> EXERCISE MATERIAL:
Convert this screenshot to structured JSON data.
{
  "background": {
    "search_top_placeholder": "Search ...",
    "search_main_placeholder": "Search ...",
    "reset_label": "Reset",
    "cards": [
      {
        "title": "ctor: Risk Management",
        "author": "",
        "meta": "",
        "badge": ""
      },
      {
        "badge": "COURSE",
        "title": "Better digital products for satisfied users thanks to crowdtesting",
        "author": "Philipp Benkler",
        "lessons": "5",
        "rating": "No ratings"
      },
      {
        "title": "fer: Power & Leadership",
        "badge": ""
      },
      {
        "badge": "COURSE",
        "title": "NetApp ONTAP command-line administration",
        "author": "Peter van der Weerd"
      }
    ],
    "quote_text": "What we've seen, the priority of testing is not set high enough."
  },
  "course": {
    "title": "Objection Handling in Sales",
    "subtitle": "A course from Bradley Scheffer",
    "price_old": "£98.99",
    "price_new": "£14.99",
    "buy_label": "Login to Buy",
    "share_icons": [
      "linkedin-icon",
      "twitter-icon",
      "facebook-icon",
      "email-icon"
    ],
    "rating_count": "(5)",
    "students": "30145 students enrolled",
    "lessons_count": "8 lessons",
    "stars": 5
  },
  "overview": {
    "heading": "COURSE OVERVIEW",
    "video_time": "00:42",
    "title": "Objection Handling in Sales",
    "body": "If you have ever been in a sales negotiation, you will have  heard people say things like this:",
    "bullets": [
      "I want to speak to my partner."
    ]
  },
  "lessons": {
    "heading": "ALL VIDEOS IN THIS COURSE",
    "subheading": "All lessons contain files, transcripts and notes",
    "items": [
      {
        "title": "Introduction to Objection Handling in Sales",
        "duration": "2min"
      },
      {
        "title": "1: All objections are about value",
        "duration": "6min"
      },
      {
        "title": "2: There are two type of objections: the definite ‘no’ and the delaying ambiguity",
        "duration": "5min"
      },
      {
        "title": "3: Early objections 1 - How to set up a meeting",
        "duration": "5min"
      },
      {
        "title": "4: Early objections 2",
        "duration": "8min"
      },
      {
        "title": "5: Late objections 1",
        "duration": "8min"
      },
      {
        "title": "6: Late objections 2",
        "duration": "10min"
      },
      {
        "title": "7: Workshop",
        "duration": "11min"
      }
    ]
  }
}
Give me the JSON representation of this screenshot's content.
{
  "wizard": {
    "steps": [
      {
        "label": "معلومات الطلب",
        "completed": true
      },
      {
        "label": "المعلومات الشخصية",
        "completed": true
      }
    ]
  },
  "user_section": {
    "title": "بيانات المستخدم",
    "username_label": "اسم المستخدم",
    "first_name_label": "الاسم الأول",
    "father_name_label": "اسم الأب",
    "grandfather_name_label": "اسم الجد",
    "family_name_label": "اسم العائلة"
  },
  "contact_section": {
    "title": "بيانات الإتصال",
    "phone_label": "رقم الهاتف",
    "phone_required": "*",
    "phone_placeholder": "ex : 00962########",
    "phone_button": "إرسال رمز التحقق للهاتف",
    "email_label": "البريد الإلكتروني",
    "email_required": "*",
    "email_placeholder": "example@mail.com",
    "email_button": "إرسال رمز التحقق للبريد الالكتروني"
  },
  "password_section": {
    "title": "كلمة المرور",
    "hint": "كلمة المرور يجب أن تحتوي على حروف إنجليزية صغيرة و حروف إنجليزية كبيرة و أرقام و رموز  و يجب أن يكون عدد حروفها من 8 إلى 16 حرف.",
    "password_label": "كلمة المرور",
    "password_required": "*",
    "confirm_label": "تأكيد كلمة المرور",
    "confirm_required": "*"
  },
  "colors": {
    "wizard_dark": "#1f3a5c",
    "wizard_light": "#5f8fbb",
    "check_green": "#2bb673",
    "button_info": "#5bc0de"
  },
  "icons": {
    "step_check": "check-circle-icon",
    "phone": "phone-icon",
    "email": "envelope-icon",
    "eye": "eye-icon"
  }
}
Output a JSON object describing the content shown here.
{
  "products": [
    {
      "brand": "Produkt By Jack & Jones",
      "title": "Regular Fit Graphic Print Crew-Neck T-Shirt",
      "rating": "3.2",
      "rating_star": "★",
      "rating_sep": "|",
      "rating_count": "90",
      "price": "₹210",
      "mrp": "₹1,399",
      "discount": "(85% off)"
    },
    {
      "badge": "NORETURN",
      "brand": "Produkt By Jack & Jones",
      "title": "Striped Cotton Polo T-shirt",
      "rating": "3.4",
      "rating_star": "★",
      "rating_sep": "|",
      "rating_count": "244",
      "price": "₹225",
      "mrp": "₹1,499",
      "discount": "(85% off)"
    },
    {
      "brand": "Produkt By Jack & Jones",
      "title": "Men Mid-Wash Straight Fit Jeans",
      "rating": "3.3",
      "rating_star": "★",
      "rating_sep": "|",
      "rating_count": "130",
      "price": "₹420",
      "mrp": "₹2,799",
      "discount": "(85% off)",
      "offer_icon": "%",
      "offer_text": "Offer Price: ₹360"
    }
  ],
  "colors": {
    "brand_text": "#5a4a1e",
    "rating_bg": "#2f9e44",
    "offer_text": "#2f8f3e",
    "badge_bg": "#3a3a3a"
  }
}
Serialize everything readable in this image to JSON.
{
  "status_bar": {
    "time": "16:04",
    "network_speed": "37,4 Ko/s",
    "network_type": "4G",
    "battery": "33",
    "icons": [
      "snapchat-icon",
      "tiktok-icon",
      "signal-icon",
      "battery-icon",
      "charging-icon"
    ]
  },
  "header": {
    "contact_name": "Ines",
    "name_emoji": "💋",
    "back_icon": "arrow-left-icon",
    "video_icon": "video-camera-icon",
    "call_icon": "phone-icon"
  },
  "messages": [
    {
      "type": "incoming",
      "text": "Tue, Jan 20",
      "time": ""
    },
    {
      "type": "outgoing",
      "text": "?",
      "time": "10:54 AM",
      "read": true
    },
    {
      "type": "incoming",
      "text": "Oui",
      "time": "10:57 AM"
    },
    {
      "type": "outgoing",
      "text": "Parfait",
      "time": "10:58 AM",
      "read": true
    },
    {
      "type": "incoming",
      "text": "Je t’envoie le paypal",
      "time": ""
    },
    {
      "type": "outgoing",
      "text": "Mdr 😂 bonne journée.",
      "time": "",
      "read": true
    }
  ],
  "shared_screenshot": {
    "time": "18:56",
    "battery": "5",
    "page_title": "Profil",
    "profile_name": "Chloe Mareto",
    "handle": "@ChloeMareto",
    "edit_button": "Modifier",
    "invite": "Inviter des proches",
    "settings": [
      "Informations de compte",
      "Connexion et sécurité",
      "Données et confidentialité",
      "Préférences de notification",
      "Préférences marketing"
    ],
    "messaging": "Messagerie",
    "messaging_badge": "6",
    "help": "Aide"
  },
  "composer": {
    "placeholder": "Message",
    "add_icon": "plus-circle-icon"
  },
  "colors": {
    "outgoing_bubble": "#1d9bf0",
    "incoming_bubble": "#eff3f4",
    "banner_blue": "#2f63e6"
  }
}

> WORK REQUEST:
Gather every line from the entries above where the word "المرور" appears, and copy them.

> RESPONSE AREA:
    "title": "كلمة المرور",
    "hint": "كلمة المرور يجب أن تحتوي على حروف إنجليزية صغيرة و حروف إنجليزية كبيرة و أرقام و رموز  و يجب أن يكون عدد حروفها من 8 إلى 16 حرف.",
    "password_label": "كلمة المرور",
    "confirm_label": "تأكيد كلمة المرور",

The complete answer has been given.